It was 1972, a year that began with a miners’ strike that led to widespread powercuts and disruption to industrial production; Britain joined the Common Market; The Duke of Windsor, ex- King Edward VIII, died aged 77; the Tutankhamen Exhibition attracted 1.6 million visitors to London; and a little nearer the Black Country, Prince William of Gloucester, a keen pilot who competed in amateur air show races, crashed his aircraft and was killed at Halfpenny Green whilst competing in the Goodyear International Air Trophy.
Bugle readers will certainly recall some, if not all of these historic events, but who went along to Quarry Bank Carnival at Stevens Park in the same year and can remember seeing Diana Dors on the rostrum, with the Mayor of Dudley, Edward Morris, addressing the crowd? Do you have any memories of the day? And are you one of the many people in the crowd captured on film by photographer Paul Willetts Crowley, who has given us permission to publish these exclusive pictures. In the main picture there are dozens of faces looking towards the camera, children at the front with one young girl (bottom left) wearing a slightly apprehensive look, and plenty of women, interspersed with a few men, stretching back as far as the view of the camera lens will allow.
Diana Dors was born in Swindon, Wiltshire, as Diana Mary Fluck on 23 October 1931, and as she grew up, like many other children of her age, the stars of the silver screen grabbed her imagination, with Hollywood greats Veronica Lake, Lana Turner and Jean Harlow her first cinematic heroines. At the age of 14 she lied about her age and became the youngest ever student at the London Academy of Music & Dramatic Art, appearing in several stage productions.
At 16 she was signed under contract to the Rank Organisation and subsequently appeared in many of their films, making her lead role breakthrough in 1949 in a film called Diamond City.
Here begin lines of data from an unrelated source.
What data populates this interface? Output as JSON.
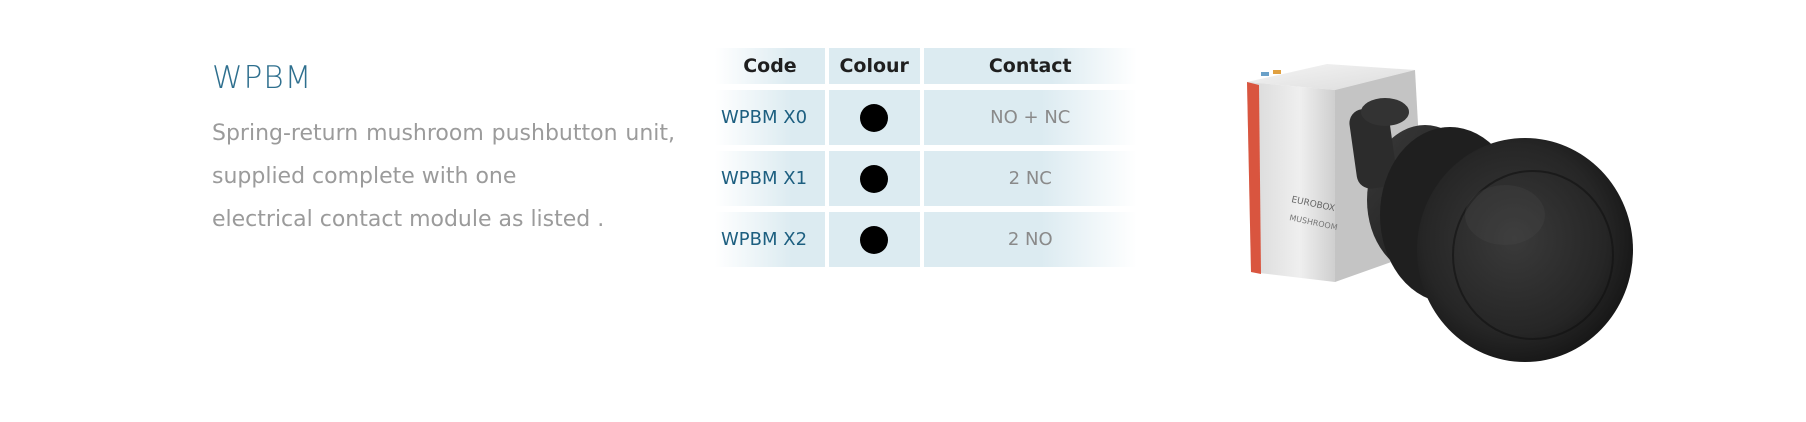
{
  "title": "WPBM",
  "description": {
    "line1": "Spring-return  mushroom  pushbutton  unit,",
    "line2": "supplied complete with one",
    "line3": "electrical contact module as listed ."
  },
  "table": {
    "headers": {
      "code": "Code",
      "colour": "Colour",
      "contact": "Contact"
    },
    "rows": [
      {
        "code": "WPBM X0",
        "colour": "black",
        "contact": "NO + NC"
      },
      {
        "code": "WPBM X1",
        "colour": "black",
        "contact": "2 NC"
      },
      {
        "code": "WPBM X2",
        "colour": "black",
        "contact": "2 NO"
      }
    ]
  },
  "product_image": {
    "label_line1": "EUROBOX",
    "label_line2": "MUSHROOM"
  },
  "colors": {
    "title": "#2e6f8e",
    "code_text": "#1d5f80",
    "table_fill": "#dcebf1",
    "body_text": "#9b9b9b"
  }
}
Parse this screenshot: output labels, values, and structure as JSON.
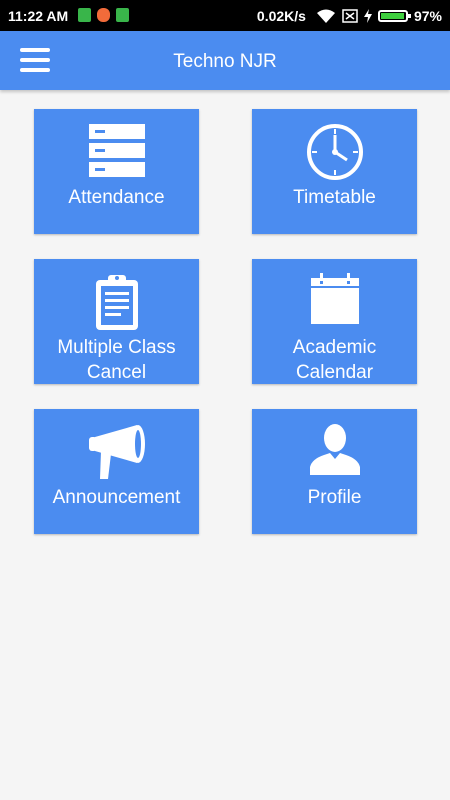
{
  "status_bar": {
    "time": "11:22 AM",
    "net_speed": "0.02K/s",
    "battery_percent_text": "97%",
    "battery_level": 0.97,
    "icons": [
      "notification-green-icon",
      "notification-orange-icon",
      "notification-green-app-icon",
      "wifi-icon",
      "no-sim-icon",
      "charging-icon",
      "battery-icon"
    ]
  },
  "header": {
    "title": "Techno NJR",
    "menu_icon": "hamburger-menu-icon"
  },
  "tiles": [
    {
      "line1": "Attendance",
      "line2": "",
      "icon": "server-stack-icon"
    },
    {
      "line1": "Timetable",
      "line2": "",
      "icon": "clock-icon"
    },
    {
      "line1": "Multiple Class",
      "line2": "Cancel",
      "icon": "clipboard-icon"
    },
    {
      "line1": "Academic",
      "line2": "Calendar",
      "icon": "calendar-icon"
    },
    {
      "line1": "Announcement",
      "line2": "",
      "icon": "megaphone-icon"
    },
    {
      "line1": "Profile",
      "line2": "",
      "icon": "user-icon"
    }
  ],
  "colors": {
    "primary": "#4b8cf0",
    "background": "#f5f5f5",
    "status_bar": "#000000"
  }
}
In July 1951 she married Dennis Hamilton Gittins, and from this point onwards, driven by Gittins' canny publicity focus on his wife, Diana was presented as a classical sex symbol — so successfully that within a couple of years she had risen to become known as the ‘English Marilyn Monroe’.
Diana Dors went to the US, but never enjoyed a Hollywood career, and although a few offers for film roles did come her way, they quickly disappeared and her early promising career was mainly restricted to British films.
According to film buffs her best work as an actress came when she played a murderess in the 1956 film Yield to the Night, and she showed increasing ability when she played repulsive characters in films such as The Amazing Mr Blunden, The Unholy Wife and Timon of Athens. The Amazing Mr Blunden was released in December 1972, so when Diana appeared at Quarry Bank she had either finished filming or was still in the process.
The early 1970s was also a time when Diana Dors hit the small screen, including the starring role in a Yorkshire based soap called Queenie's Castle, broadcast on ITV and aired from 1970 to 1972. After a lull in her career in the 1960s, Dors was once again a household name and a plum draw for the Quarry Bank 1972 Carnival Committee.
If you have any memories of Diana's visit to the carnival, please let us know here at Bugle House.